• **Task prompt**: Make an exact copy of the records, leaving out the images.

- - -

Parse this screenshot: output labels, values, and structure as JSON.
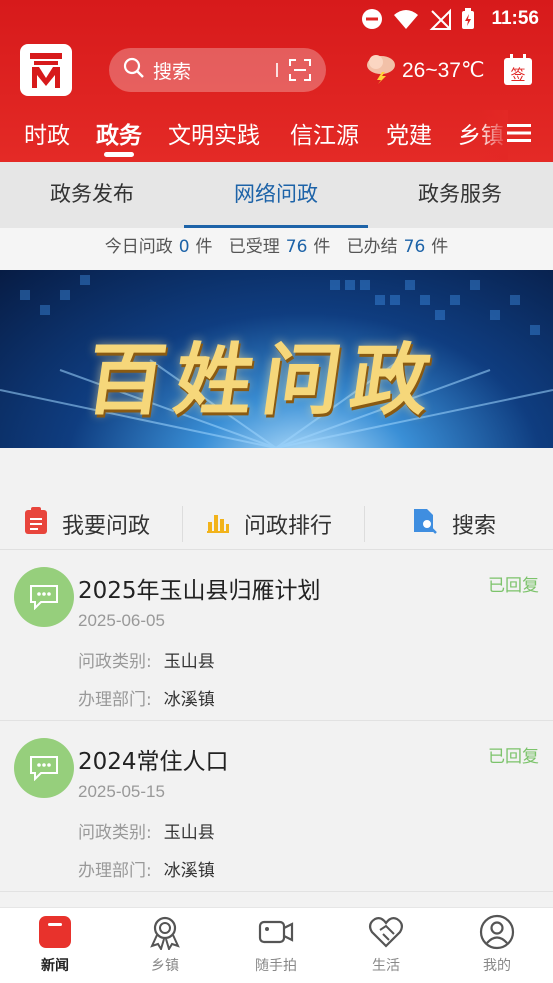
{
  "status_bar": {
    "time": "11:56"
  },
  "header": {
    "search": {
      "placeholder": "搜索"
    },
    "weather": {
      "temperature": "26~37℃"
    },
    "calendar_label": "签",
    "channels": [
      {
        "label": "时政",
        "active": false
      },
      {
        "label": "政务",
        "active": true
      },
      {
        "label": "文明实践",
        "active": false
      },
      {
        "label": "信江源",
        "active": false
      },
      {
        "label": "党建",
        "active": false
      },
      {
        "label": "乡镇",
        "active": false
      }
    ]
  },
  "subtabs": [
    {
      "label": "政务发布",
      "active": false
    },
    {
      "label": "网络问政",
      "active": true
    },
    {
      "label": "政务服务",
      "active": false
    }
  ],
  "stats": {
    "today_label": "今日问政",
    "today_value": "0",
    "unit": "件",
    "accepted_label": "已受理",
    "accepted_value": "76",
    "done_label": "已办结",
    "done_value": "76"
  },
  "banner": {
    "title": "百姓问政"
  },
  "actions": [
    {
      "label": "我要问政",
      "icon": "clipboard-icon"
    },
    {
      "label": "问政排行",
      "icon": "bar-chart-icon"
    },
    {
      "label": "搜索",
      "icon": "search-doc-icon"
    }
  ],
  "items": [
    {
      "title": "2025年玉山县归雁计划",
      "status": "已回复",
      "date": "2025-06-05",
      "category_label": "问政类别:",
      "category": "玉山县",
      "dept_label": "办理部门:",
      "dept": "冰溪镇"
    },
    {
      "title": "2024常住人口",
      "status": "已回复",
      "date": "2025-05-15",
      "category_label": "问政类别:",
      "category": "玉山县",
      "dept_label": "办理部门:",
      "dept": "冰溪镇"
    }
  ],
  "bottom_nav": [
    {
      "label": "新闻",
      "active": true
    },
    {
      "label": "乡镇",
      "active": false
    },
    {
      "label": "随手拍",
      "active": false
    },
    {
      "label": "生活",
      "active": false
    },
    {
      "label": "我的",
      "active": false
    }
  ],
  "colors": {
    "header_red": "#e02624",
    "accent_blue": "#1d63a8",
    "status_green": "#7cc36b"
  }
}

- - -

• **Answer box**:
Parse this screenshot: output labels, values, and structure as JSON.
{
  "status_bar": {
    "time": "11:56"
  },
  "header": {
    "search": {
      "placeholder": "搜索"
    },
    "weather": {
      "temperature": "26~37℃"
    },
    "calendar_label": "签",
    "channels": [
      {
        "label": "时政",
        "active": false
      },
      {
        "label": "政务",
        "active": true
      },
      {
        "label": "文明实践",
        "active": false
      },
      {
        "label": "信江源",
        "active": false
      },
      {
        "label": "党建",
        "active": false
      },
      {
        "label": "乡镇",
        "active": false
      }
    ]
  },
  "subtabs": [
    {
      "label": "政务发布",
      "active": false
    },
    {
      "label": "网络问政",
      "active": true
    },
    {
      "label": "政务服务",
      "active": false
    }
  ],
  "stats": {
    "today_label": "今日问政",
    "today_value": "0",
    "unit": "件",
    "accepted_label": "已受理",
    "accepted_value": "76",
    "done_label": "已办结",
    "done_value": "76"
  },
  "banner": {
    "title": "百姓问政"
  },
  "actions": [
    {
      "label": "我要问政",
      "icon": "clipboard-icon"
    },
    {
      "label": "问政排行",
      "icon": "bar-chart-icon"
    },
    {
      "label": "搜索",
      "icon": "search-doc-icon"
    }
  ],
  "items": [
    {
      "title": "2025年玉山县归雁计划",
      "status": "已回复",
      "date": "2025-06-05",
      "category_label": "问政类别:",
      "category": "玉山县",
      "dept_label": "办理部门:",
      "dept": "冰溪镇"
    },
    {
      "title": "2024常住人口",
      "status": "已回复",
      "date": "2025-05-15",
      "category_label": "问政类别:",
      "category": "玉山县",
      "dept_label": "办理部门:",
      "dept": "冰溪镇"
    }
  ],
  "bottom_nav": [
    {
      "label": "新闻",
      "active": true
    },
    {
      "label": "乡镇",
      "active": false
    },
    {
      "label": "随手拍",
      "active": false
    },
    {
      "label": "生活",
      "active": false
    },
    {
      "label": "我的",
      "active": false
    }
  ],
  "colors": {
    "header_red": "#e02624",
    "accent_blue": "#1d63a8",
    "status_green": "#7cc36b"
  }
}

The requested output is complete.